■ **Your assignment**
Go through the records, and copy each line in which the string "name" is present.

* * * * * * *

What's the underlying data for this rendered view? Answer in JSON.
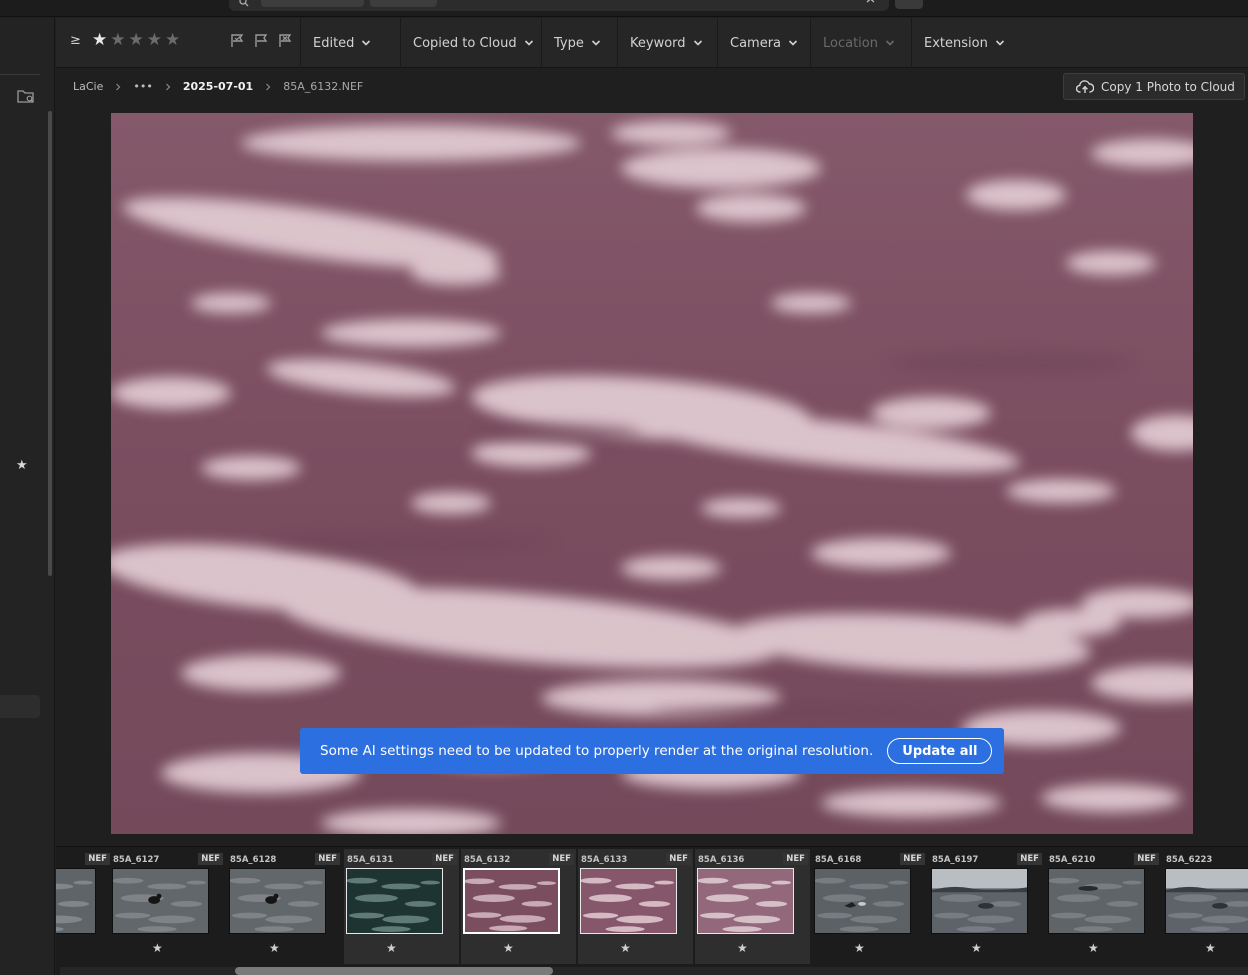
{
  "filter_bar": {
    "min_rating_symbol": "≥",
    "stars": [
      {
        "icon": "star-filled-icon",
        "on": true
      },
      {
        "icon": "star-icon",
        "on": false
      },
      {
        "icon": "star-icon",
        "on": false
      },
      {
        "icon": "star-icon",
        "on": false
      },
      {
        "icon": "star-icon",
        "on": false
      }
    ],
    "flag_icons": [
      "flag-picked-icon",
      "flag-unflagged-icon",
      "flag-rejected-icon"
    ],
    "filters": [
      {
        "label": "Edited",
        "enabled": true
      },
      {
        "label": "Copied to Cloud",
        "enabled": true
      },
      {
        "label": "Type",
        "enabled": true
      },
      {
        "label": "Keyword",
        "enabled": true
      },
      {
        "label": "Camera",
        "enabled": true
      },
      {
        "label": "Location",
        "enabled": false
      },
      {
        "label": "Extension",
        "enabled": true
      }
    ]
  },
  "breadcrumb": {
    "items": [
      "LaCie",
      "•••",
      "2025-07-01",
      "85A_6132.NEF"
    ]
  },
  "cloud_button": {
    "label": "Copy 1 Photo to Cloud",
    "icon": "cloud-upload-icon"
  },
  "left_rail": {
    "folder_icon": "folder-search-icon",
    "star_icon": "star-filled-icon"
  },
  "banner": {
    "message": "Some AI settings need to be updated to properly render at the original resolution.",
    "action_label": "Update all",
    "icons": {
      "warning": "warning-icon",
      "close": "close-icon"
    },
    "color": "#2c6fe0"
  },
  "filmstrip": {
    "thumbnails": [
      {
        "name": "",
        "badge": "NEF",
        "rating": "★",
        "style": "gray-water",
        "selected": false
      },
      {
        "name": "85A_6127",
        "badge": "NEF",
        "rating": "★",
        "style": "gray-bird",
        "selected": false
      },
      {
        "name": "85A_6128",
        "badge": "NEF",
        "rating": "★",
        "style": "gray-bird",
        "selected": false
      },
      {
        "name": "85A_6131",
        "badge": "NEF",
        "rating": "★",
        "style": "dark-teal",
        "selected": true
      },
      {
        "name": "85A_6132",
        "badge": "NEF",
        "rating": "★",
        "style": "magenta",
        "selected": true,
        "current": true
      },
      {
        "name": "85A_6133",
        "badge": "NEF",
        "rating": "★",
        "style": "magenta-light",
        "selected": true
      },
      {
        "name": "85A_6136",
        "badge": "NEF",
        "rating": "★",
        "style": "magenta-pale",
        "selected": true
      },
      {
        "name": "85A_6168",
        "badge": "NEF",
        "rating": "★",
        "style": "gray-whale",
        "selected": false
      },
      {
        "name": "85A_6197",
        "badge": "NEF",
        "rating": "★",
        "style": "gray-coast",
        "selected": false
      },
      {
        "name": "85A_6210",
        "badge": "NEF",
        "rating": "★",
        "style": "gray-whale2",
        "selected": false
      },
      {
        "name": "85A_6223",
        "badge": "N",
        "rating": "★",
        "style": "gray-coast",
        "selected": false
      }
    ]
  }
}
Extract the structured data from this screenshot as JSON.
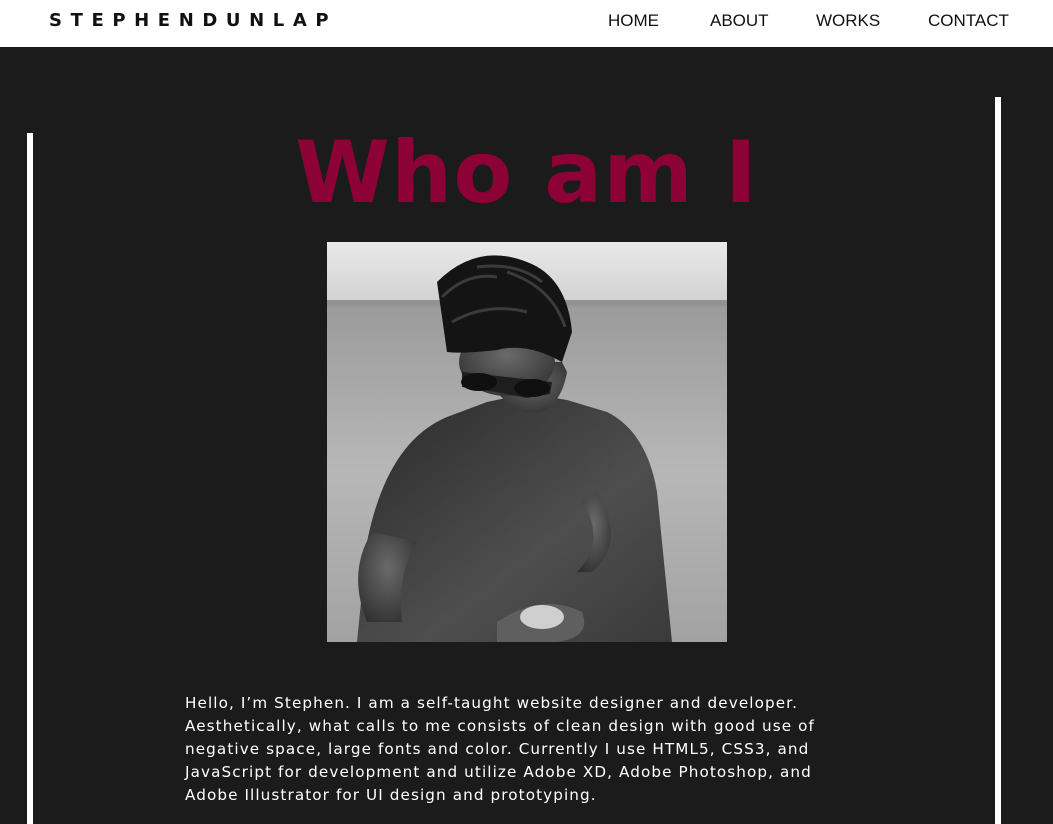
{
  "brand": {
    "logo_text": "STEPHENDUNLAP"
  },
  "nav": {
    "items": [
      {
        "label": "HOME"
      },
      {
        "label": "ABOUT"
      },
      {
        "label": "WORKS"
      },
      {
        "label": "CONTACT"
      }
    ]
  },
  "about": {
    "title": "Who am I",
    "bio": "Hello, I’m Stephen. I am a self-taught website designer and developer. Aesthetically, what calls to me consists of clean design with good use of negative space, large fonts and color. Currently I use HTML5, CSS3, and JavaScript for development and utilize Adobe XD, Adobe Photoshop, and Adobe Illustrator for UI design and prototyping."
  },
  "colors": {
    "background": "#1b1b1b",
    "navbar": "#ffffff",
    "accent": "#8c0136",
    "text": "#ffffff"
  }
}
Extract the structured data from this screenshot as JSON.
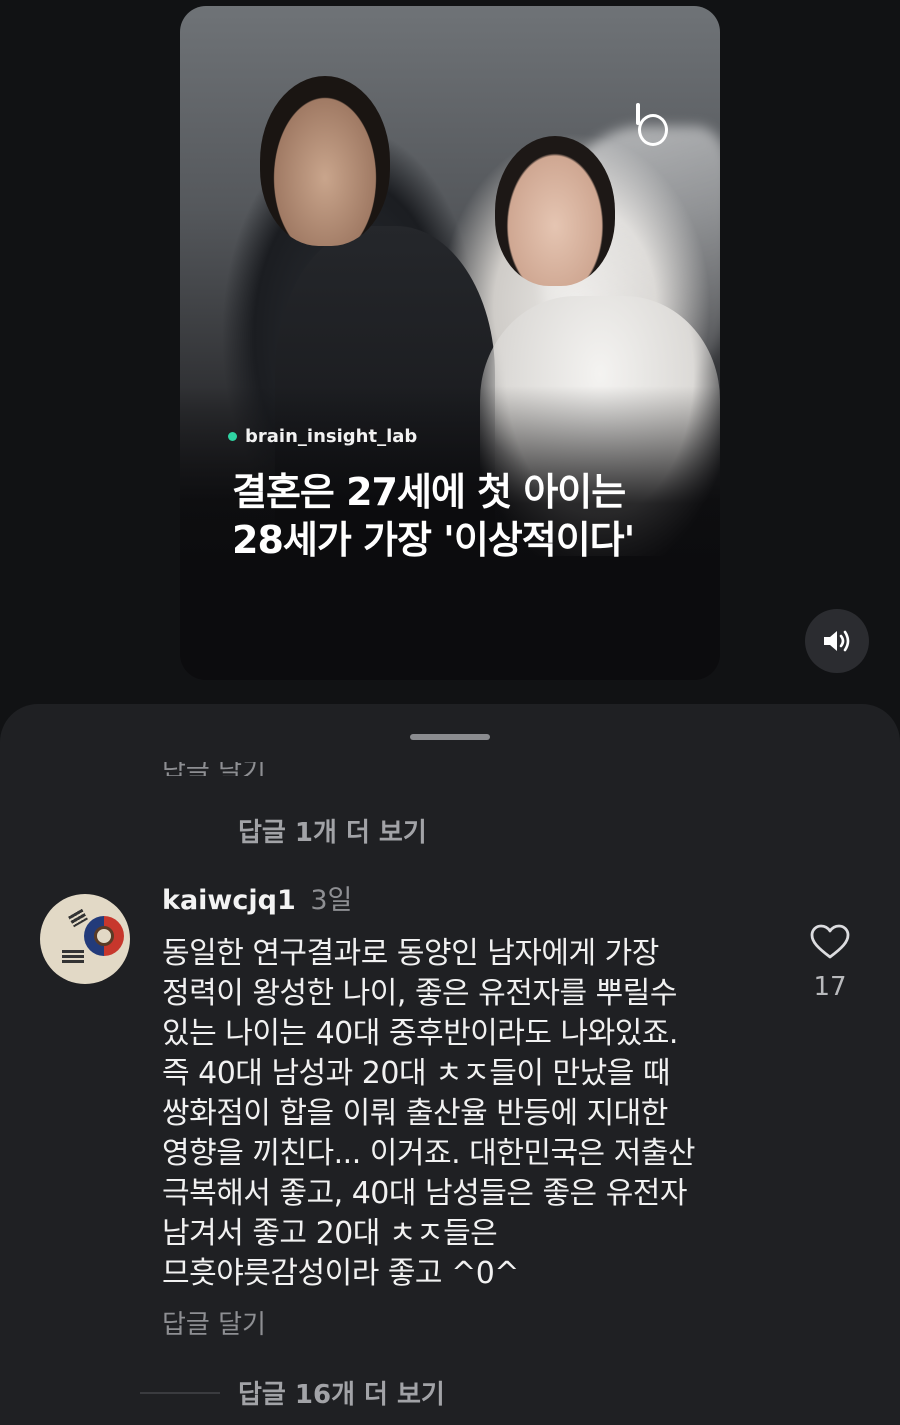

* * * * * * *

■ **Reply to the task**
        "name": "",
        "name": "85A_6127",
        "name": "85A_6128",
        "name": "85A_6131",
        "name": "85A_6132",
        "name": "85A_6133",
        "name": "85A_6136",
        "name": "85A_6168",
        "name": "85A_6197",
        "name": "85A_6210",
        "name": "85A_6223",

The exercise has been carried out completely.